The fintech industry has been changing rapidly. Digital assets, distributed ledger technology and central bank digital currencies are gaining momentum. Multi-trillion-dollar United States Federal Reserve System money creation has increased demand for digital assets, particularly Bitcoin (BTC).
Banks, brokers, commercial lenders, investment advisors, private investment funds, family offices, mutual funds, fintech entrepreneurs, lawmakers and private citizens should take note of several developments in this space.
Old wine, new bottles
The use of ledgers to track events and transactions is of ancient origin. DLT and blockchain technology combine venerable record-keeping techniques with new technologies — like storing old wine in new bottles.
A primary goal of DLT is the creation of records with entries that must be verified by several, distributed parties in close to “real” time, making forgery much harder to achieve. No trusted intermediary is needed. DLT and blockchain technology differ in some respects. For instance, blockchain technology is generally permissionless or public, whereas DLT is generally permissioned and not publicly accessible. The prospective benefits of implementing DLT and blockchain technology connect many industries and countless applications.
Background on digital assets
Bitcoin and other digital assets, as with gold and other commodities, are goods to which people ascribe value in market transactions. Unlike gold, however, one can send or receive digital assets to or from anyone, anywhere in the world, instantaneously.
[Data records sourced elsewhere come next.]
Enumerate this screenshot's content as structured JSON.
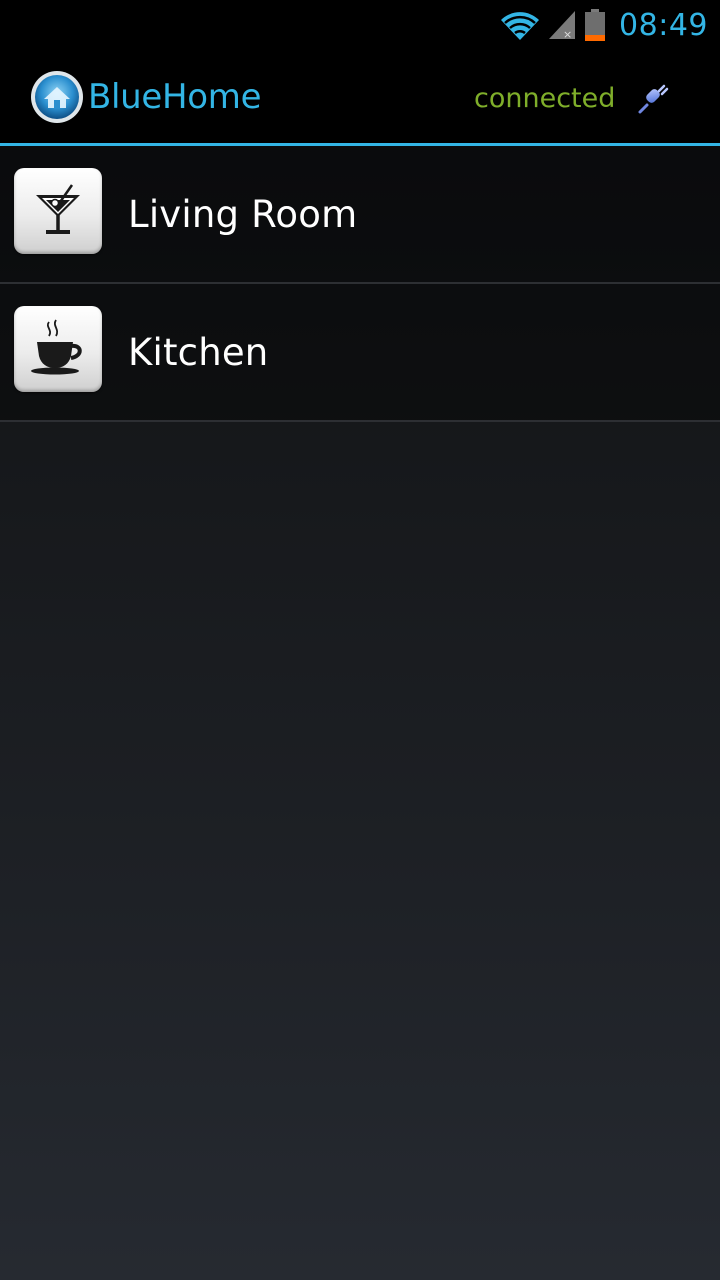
{
  "status_bar": {
    "time": "08:49",
    "icons": [
      "wifi-icon",
      "cell-signal-icon",
      "battery-icon"
    ],
    "accent_color": "#33b5e5",
    "battery_level_color": "#ff6a00"
  },
  "action_bar": {
    "title": "BlueHome",
    "connection_status": "connected",
    "connection_status_color": "#7fae2a",
    "bluetooth_icon": "bluetooth-plug-icon",
    "logo_icon": "bluehome-logo-icon"
  },
  "rooms": [
    {
      "name": "Living Room",
      "icon": "cocktail-icon"
    },
    {
      "name": "Kitchen",
      "icon": "coffee-cup-icon"
    }
  ]
}
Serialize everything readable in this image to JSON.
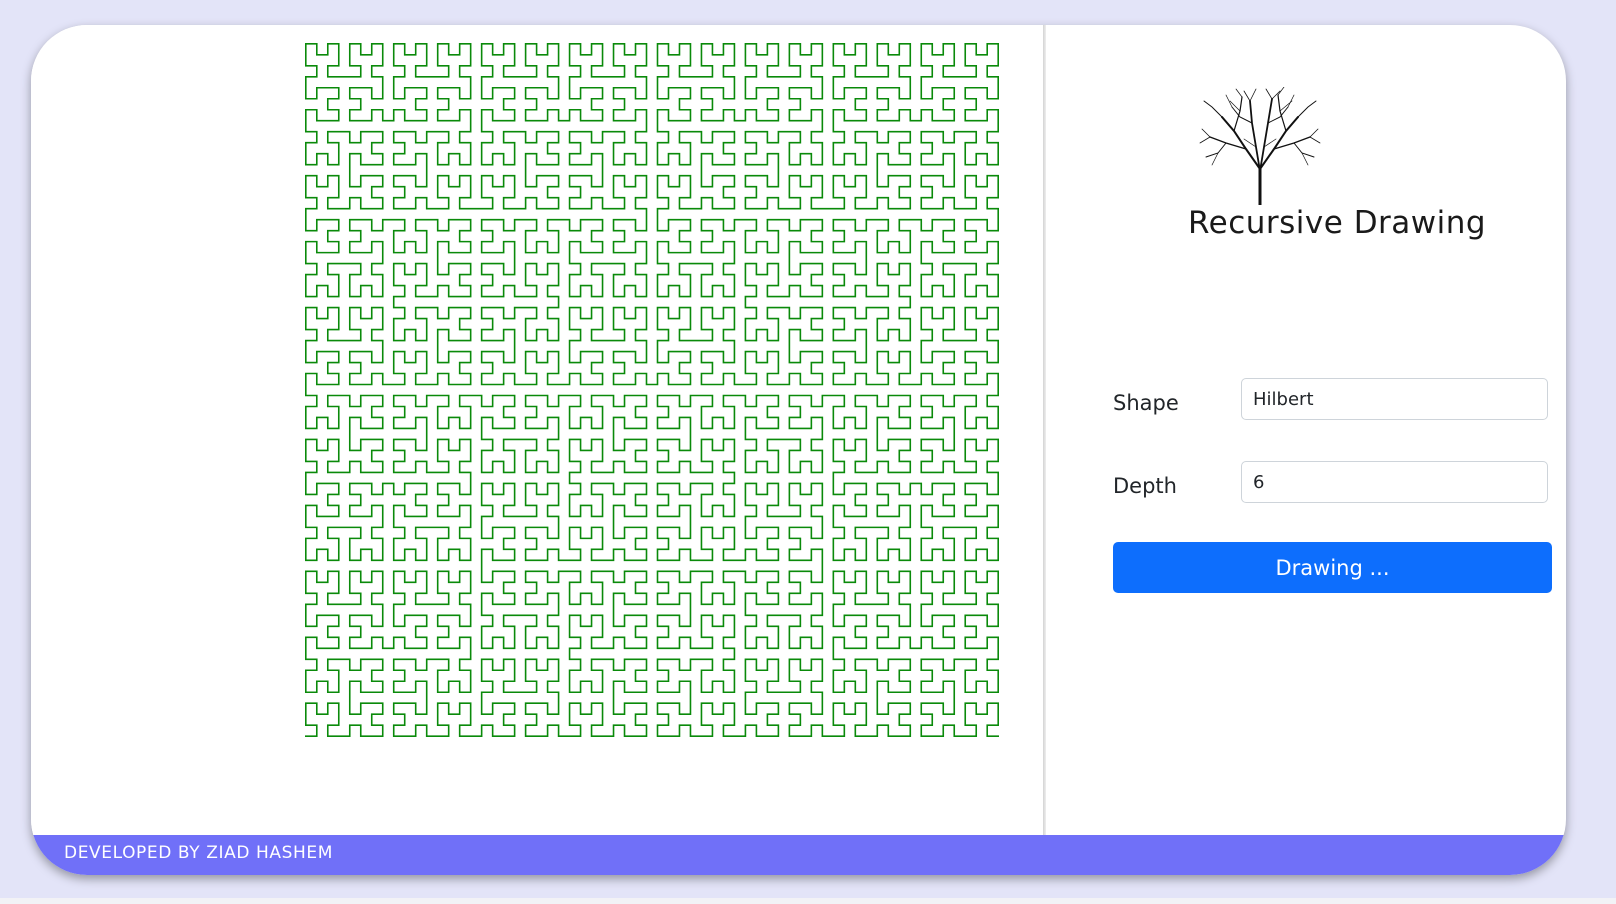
{
  "app": {
    "title": "Recursive Drawing",
    "logo_icon": "tree-icon"
  },
  "form": {
    "shape_label": "Shape",
    "shape_value": "Hilbert",
    "depth_label": "Depth",
    "depth_value": "6",
    "draw_button_label": "Drawing ..."
  },
  "footer": {
    "text": "Developed by Ziad Hashem"
  },
  "drawing": {
    "shape": "Hilbert",
    "depth": 6,
    "stroke_color": "#0a8a0a"
  },
  "colors": {
    "page_background": "#e3e4f8",
    "accent": "#0d6efd",
    "footer": "#7070f8"
  }
}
The demand for digital assets, such as Bitcoin and CBDCs, including U.S. digital dollars, reflects the changing needs and desires of computer-savvy participants in the 21st-century economy. Only some banks have accounts with the Fed. Digital dollars have the potential to change that by allowing or perhaps requiring companies and individuals to open and maintain Fed accounts.
Congress and the Fed take on digital dollars
Centrist members of Congress, notably Illinois Democrat Bill Foster and Arkansas Republican French Hill, have been prodding the Fed to develop digital dollars. In a letter to Fed Chairman Jay Powell dated Sept. 30, 2019, Foster and Hill posed several pointed questions about digital dollars. They emphasized that “the primacy of the U.S. Dollar could be in long-term jeopardy from wide adoption of digital fiat currencies” and that the “usage of digital assets may well increasingly align with that of paper money in the future.”
Chairman Powell responded on Nov. 19, 2019, that the Fed would continue to consider a CBDC for the U.S. but that the process would take time and careful consideration. He added that the motivations of other countries for pursuing CBDCs, such as the lack of “fast and reliable digital payment systems,” is not particularly relevant to the U.S.
Building momentum for digital dollars
Contra the Fed’s go-slow approach, other financial leaders have been advocating…